and by the schedule speed. Speaking generally, longer trains and hence fewer trains on the line at one time, are to be had only at great sacrifice of speed. The longest freight trains weigh from 2,000 to 3,000 tons and are only operable on level track. On reaching mountain grades, such trains have to be broken into two or three parts, which, therefore, on single-track roads increase the number of passing points and subsequent delays, thus rapidly shortening the headway between trains and filling the line to its capacity. Schedule speeds on such grades now average about ten miles per hour. The operation of two or more locomotives in a train is not satisfactory, owing to the impossibility of securing simultaneous cooperation of the several motive units. As already stated the tractive effort at high speeds is much greater for the motor than for the steam locomotive; hence, in the case of electric operation, the limiting weight of the train on grade is higher, also the schedule speed may be largely increased by the use of double or triple headers. This method of operation is perfectly possible under electricity by the system of multiple control, already mentioned, and the length of a train is limited only by the strength of the draft gear. This limit would disappear if all freight cars could be equipped with a simple standard cable, enabling the placing of an electric locomotive in the middle or at the end of a train. This cable would be necessary to secure the simultaneous operation of the several locomotives.
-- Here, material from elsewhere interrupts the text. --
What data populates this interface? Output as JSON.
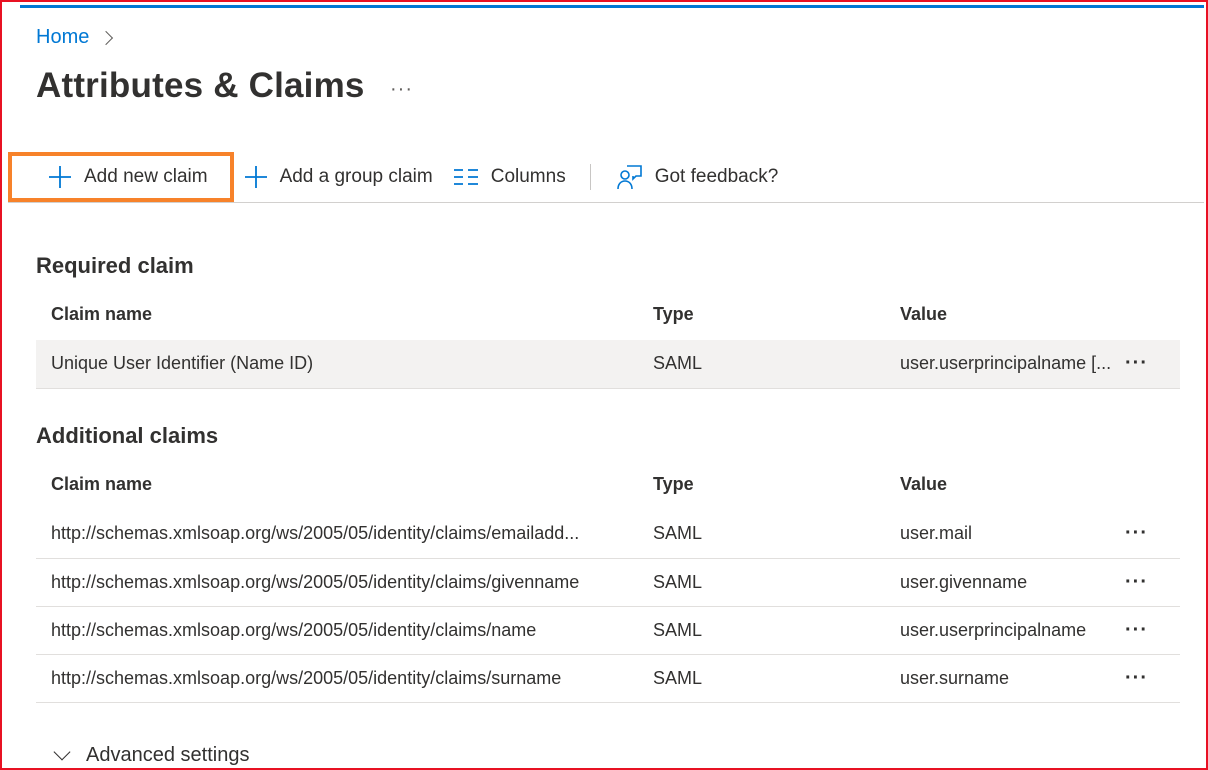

A few comparative figures bearing out the above facts of the possible methods of increasing railway business are not without interest. A typical western freight locomotive, weighing with its tender 165 tons, can develop continuously a draw-bar pull of 25,600 pounds, up to a speed of 15 miles per hour. An electric locomotive, weighing 100 tons, can develop this value of pull, up to a speed of 37 miles per hour. Another similar type of electric locomotive gives 56,800 pounds, up to 23 miles per hour, and still another 8-motor type can develop 113,600 pounds draw-bar pull up to a speed of 23 miles per hour.
A late type of Mallet compound locomotive, weighing 300 tons, can develop continuously 2,180 horse power at its driving wheels. A New York Central electric locomotive can do the same and weighs only one third as much. The cost of each locomotive is about the same. It may be noted that 200 ton-miles are saved in every locomotive mile if the electric locomotive is used instead of the steam locomotive. At 40 cents per locomotive mile and 100 miles per day the saving is $40 per day or about $15,000 per year. The saving on this account alone would in two years pay for the electric locomotive. Another type of Mallet locomotive, weighing with its tender 250 tons, can haul a train weighing 330 tons up a 2.2 per cent, grade at 15 miles per hour. A 100-ton electric locomotive can haul a train of 800 tons under the same conditions. The total train weights are thus 580 and 900 tons and the